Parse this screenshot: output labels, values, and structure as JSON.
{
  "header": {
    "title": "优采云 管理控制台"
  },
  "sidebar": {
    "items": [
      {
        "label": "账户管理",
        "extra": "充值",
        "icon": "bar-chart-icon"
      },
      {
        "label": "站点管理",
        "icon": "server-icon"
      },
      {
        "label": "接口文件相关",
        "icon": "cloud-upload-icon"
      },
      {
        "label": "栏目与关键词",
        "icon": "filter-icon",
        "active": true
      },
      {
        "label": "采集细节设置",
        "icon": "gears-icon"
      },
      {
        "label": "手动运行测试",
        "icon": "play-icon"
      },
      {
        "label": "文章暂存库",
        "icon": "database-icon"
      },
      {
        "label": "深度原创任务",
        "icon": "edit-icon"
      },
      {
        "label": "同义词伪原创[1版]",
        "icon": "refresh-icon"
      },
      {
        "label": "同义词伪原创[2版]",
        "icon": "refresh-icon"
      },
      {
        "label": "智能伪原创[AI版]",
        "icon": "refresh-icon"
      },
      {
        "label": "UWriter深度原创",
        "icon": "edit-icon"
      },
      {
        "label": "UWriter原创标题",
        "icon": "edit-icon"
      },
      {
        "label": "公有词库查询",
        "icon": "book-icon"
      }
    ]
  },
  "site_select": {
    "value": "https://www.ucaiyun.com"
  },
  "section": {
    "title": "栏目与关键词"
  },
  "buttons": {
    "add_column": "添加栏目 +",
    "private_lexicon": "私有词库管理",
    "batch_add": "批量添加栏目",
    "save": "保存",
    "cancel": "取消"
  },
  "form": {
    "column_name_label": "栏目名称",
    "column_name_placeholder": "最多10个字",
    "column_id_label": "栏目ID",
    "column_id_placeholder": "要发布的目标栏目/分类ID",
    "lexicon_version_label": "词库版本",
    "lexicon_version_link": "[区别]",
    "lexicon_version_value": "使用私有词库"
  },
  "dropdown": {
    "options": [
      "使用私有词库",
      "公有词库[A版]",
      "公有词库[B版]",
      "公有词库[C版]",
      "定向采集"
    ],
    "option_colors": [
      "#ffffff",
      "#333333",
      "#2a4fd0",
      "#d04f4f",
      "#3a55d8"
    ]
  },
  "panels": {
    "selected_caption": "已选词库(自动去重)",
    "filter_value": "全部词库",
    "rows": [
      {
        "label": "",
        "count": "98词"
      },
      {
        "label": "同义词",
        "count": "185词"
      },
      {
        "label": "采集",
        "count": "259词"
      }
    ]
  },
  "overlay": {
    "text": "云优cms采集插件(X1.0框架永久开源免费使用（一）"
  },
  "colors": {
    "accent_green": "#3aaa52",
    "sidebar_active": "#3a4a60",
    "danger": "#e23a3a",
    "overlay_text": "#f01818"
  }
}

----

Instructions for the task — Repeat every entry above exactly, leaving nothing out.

Answer space —
Parse this screenshot: output labels, values, and structure as JSON.
{
  "header": {
    "title": "优采云 管理控制台"
  },
  "sidebar": {
    "items": [
      {
        "label": "账户管理",
        "extra": "充值",
        "icon": "bar-chart-icon"
      },
      {
        "label": "站点管理",
        "icon": "server-icon"
      },
      {
        "label": "接口文件相关",
        "icon": "cloud-upload-icon"
      },
      {
        "label": "栏目与关键词",
        "icon": "filter-icon",
        "active": true
      },
      {
        "label": "采集细节设置",
        "icon": "gears-icon"
      },
      {
        "label": "手动运行测试",
        "icon": "play-icon"
      },
      {
        "label": "文章暂存库",
        "icon": "database-icon"
      },
      {
        "label": "深度原创任务",
        "icon": "edit-icon"
      },
      {
        "label": "同义词伪原创[1版]",
        "icon": "refresh-icon"
      },
      {
        "label": "同义词伪原创[2版]",
        "icon": "refresh-icon"
      },
      {
        "label": "智能伪原创[AI版]",
        "icon": "refresh-icon"
      },
      {
        "label": "UWriter深度原创",
        "icon": "edit-icon"
      },
      {
        "label": "UWriter原创标题",
        "icon": "edit-icon"
      },
      {
        "label": "公有词库查询",
        "icon": "book-icon"
      }
    ]
  },
  "site_select": {
    "value": "https://www.ucaiyun.com"
  },
  "section": {
    "title": "栏目与关键词"
  },
  "buttons": {
    "add_column": "添加栏目 +",
    "private_lexicon": "私有词库管理",
    "batch_add": "批量添加栏目",
    "save": "保存",
    "cancel": "取消"
  },
  "form": {
    "column_name_label": "栏目名称",
    "column_name_placeholder": "最多10个字",
    "column_id_label": "栏目ID",
    "column_id_placeholder": "要发布的目标栏目/分类ID",
    "lexicon_version_label": "词库版本",
    "lexicon_version_link": "[区别]",
    "lexicon_version_value": "使用私有词库"
  },
  "dropdown": {
    "options": [
      "使用私有词库",
      "公有词库[A版]",
      "公有词库[B版]",
      "公有词库[C版]",
      "定向采集"
    ],
    "option_colors": [
      "#ffffff",
      "#333333",
      "#2a4fd0",
      "#d04f4f",
      "#3a55d8"
    ]
  },
  "panels": {
    "selected_caption": "已选词库(自动去重)",
    "filter_value": "全部词库",
    "rows": [
      {
        "label": "",
        "count": "98词"
      },
      {
        "label": "同义词",
        "count": "185词"
      },
      {
        "label": "采集",
        "count": "259词"
      }
    ]
  },
  "overlay": {
    "text": "云优cms采集插件(X1.0框架永久开源免费使用（一）"
  },
  "colors": {
    "accent_green": "#3aaa52",
    "sidebar_active": "#3a4a60",
    "danger": "#e23a3a",
    "overlay_text": "#f01818"
  }
}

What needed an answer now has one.